- “Fake news” has come to mean both fictional stories generated to mislead, AND real stories whose veracity is called into question because someone uses the label. We have experienced outrights mendacity, compounded by a semblance of a bureaucratic structure which seeks to back up and strengthen the falsehoods.
- Recently, there are reports of a forged NSA document being shopped to news organizations as a trap – to tempt them into publishing news about a document that then is shown to be fake, in order to ruin news credibility (Rachel Maddow, MSNBC, 7/6/2017).
Without confidence to rely on generally agreed sources for accurate information, how can one project the evolution of that information into a possible future?
There have been many pieces written on this subject – sorting out those which deal with the substantive issues can be a challenge. Here a few you might consider – if you find others that you have found useful, please feel free to share:
- What makes a truth a reliable truth? How much truth is necessary?
- We are facing a “crisis of authority.” What makes a source reliable?
- How can false information be identified?
- What tools do we have – or need – to navigate the Sea of Veracity?
Some articles to consider:
- The revolt of the public and the “age of post-truth” (The Fifth Wave, by Martin Gurri) (consider reading the comments also)
- A Peek Inside the Strange World of Fake Academia (NYT)
- Google, democracy and the truth about internet search (The Observer)
- The year that wasn’t: 2016 as told by 120 fake news stories (CNET)
- NPR Reporter Tracked Down a Fake-News Creator; Here’s What She Learned (KQED News)
- Inside a Long Beach Web operation that makes up stories about Trump and Clinton: What they do for clicks and cash (LA Times)
- Four tricky ways that fake news can fool you (TED)
- Here’s How to Fix Facebook’s Fake News (Daily Beast)

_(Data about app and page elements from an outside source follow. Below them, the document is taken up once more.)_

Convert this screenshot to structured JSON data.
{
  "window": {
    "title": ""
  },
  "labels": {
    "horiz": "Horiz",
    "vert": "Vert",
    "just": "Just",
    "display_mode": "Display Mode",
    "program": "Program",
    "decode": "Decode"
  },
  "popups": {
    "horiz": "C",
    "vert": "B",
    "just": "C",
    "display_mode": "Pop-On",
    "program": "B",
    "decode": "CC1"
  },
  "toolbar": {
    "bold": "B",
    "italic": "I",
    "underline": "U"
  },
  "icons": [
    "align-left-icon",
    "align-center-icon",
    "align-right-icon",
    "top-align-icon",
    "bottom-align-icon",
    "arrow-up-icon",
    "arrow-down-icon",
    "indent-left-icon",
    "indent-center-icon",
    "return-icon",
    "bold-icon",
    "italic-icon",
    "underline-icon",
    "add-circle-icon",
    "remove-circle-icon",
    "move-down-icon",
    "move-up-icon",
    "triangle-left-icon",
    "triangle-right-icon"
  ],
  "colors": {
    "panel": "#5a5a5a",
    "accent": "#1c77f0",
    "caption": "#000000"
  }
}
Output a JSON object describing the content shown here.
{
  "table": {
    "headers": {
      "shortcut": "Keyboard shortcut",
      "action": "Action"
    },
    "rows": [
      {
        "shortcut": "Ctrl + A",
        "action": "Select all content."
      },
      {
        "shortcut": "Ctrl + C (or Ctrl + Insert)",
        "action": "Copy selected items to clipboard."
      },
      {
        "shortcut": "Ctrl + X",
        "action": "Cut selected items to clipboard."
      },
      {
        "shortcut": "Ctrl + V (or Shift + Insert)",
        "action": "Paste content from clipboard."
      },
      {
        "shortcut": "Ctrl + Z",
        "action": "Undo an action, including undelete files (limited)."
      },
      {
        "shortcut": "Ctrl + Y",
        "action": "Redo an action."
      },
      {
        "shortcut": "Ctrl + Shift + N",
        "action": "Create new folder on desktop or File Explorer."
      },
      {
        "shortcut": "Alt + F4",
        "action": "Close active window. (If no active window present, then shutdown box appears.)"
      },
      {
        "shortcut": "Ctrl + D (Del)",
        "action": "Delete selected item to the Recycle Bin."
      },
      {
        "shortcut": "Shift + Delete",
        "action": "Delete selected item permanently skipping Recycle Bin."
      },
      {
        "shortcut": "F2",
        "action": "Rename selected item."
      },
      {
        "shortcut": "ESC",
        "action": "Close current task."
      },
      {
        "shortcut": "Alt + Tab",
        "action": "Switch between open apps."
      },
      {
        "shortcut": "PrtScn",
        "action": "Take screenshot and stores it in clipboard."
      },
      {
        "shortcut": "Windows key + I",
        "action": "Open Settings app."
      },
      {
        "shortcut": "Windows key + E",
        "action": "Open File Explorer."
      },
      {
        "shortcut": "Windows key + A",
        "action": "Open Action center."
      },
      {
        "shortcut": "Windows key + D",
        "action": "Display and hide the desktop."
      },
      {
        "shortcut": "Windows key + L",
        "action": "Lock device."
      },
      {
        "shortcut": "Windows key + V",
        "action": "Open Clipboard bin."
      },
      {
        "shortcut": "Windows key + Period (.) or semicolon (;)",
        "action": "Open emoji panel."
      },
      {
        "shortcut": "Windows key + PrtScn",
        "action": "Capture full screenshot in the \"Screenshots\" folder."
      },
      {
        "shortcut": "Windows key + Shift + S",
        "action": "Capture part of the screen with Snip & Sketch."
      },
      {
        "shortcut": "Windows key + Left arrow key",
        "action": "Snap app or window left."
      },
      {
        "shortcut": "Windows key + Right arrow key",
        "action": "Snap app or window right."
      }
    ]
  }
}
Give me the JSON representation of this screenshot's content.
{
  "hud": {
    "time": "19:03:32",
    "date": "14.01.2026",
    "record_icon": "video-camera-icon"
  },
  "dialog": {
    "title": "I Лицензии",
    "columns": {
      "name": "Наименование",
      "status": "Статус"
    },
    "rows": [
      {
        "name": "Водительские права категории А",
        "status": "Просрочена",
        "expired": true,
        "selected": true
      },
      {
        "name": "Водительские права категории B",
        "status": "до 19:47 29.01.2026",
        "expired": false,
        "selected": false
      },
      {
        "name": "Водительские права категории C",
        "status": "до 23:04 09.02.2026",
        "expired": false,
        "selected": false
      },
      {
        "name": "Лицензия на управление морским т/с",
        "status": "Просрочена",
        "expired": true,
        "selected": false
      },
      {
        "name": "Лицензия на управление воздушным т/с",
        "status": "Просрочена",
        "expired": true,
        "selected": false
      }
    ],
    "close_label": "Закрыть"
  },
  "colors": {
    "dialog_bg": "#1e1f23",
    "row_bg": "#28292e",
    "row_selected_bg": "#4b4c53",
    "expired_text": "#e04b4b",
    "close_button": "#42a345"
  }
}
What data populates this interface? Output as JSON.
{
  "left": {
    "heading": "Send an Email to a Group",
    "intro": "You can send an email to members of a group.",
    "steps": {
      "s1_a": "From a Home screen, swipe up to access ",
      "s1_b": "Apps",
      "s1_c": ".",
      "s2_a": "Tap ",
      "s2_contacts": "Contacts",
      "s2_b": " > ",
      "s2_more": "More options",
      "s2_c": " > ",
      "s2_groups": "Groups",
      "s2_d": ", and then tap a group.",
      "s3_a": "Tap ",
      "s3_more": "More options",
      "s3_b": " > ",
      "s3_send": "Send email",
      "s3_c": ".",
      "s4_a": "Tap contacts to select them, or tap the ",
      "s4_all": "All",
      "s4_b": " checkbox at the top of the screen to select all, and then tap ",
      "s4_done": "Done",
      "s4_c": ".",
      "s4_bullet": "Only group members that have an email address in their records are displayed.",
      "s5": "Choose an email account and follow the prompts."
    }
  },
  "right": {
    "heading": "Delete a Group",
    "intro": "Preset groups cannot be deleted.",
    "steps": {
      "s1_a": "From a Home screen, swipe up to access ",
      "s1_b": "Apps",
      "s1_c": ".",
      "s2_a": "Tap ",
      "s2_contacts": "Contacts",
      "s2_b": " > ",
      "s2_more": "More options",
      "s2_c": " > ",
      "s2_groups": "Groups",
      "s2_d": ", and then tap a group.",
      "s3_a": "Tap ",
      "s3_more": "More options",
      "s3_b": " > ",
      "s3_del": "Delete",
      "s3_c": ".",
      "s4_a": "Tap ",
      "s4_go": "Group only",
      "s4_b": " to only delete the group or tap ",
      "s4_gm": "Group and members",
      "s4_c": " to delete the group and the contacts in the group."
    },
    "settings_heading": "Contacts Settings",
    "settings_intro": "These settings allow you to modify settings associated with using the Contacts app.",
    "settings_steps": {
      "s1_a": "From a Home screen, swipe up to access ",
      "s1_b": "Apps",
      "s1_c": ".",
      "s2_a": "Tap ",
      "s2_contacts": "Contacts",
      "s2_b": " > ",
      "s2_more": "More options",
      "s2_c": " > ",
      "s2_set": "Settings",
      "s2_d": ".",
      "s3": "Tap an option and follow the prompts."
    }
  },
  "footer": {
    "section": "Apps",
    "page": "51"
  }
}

- The Ultimate Cure for the Fake News Epidemic Will Be More Skeptical Readers (Scientific American)
- Maddow to news orgs: beware of forged Trump Russia documents! (MSNBC)
Not just politics:
- Moves by DeVos, Florida legislature concern science educators ( Education Dive)
- Evaluating Information: The Cornerstone of Civic Online Reasoning (Stanford History Education Group)
Another great discussion in an exciting agenda emerging for our meetings this year. Hope to see you in the future!
(Some discussion notes attached in a Word doc.)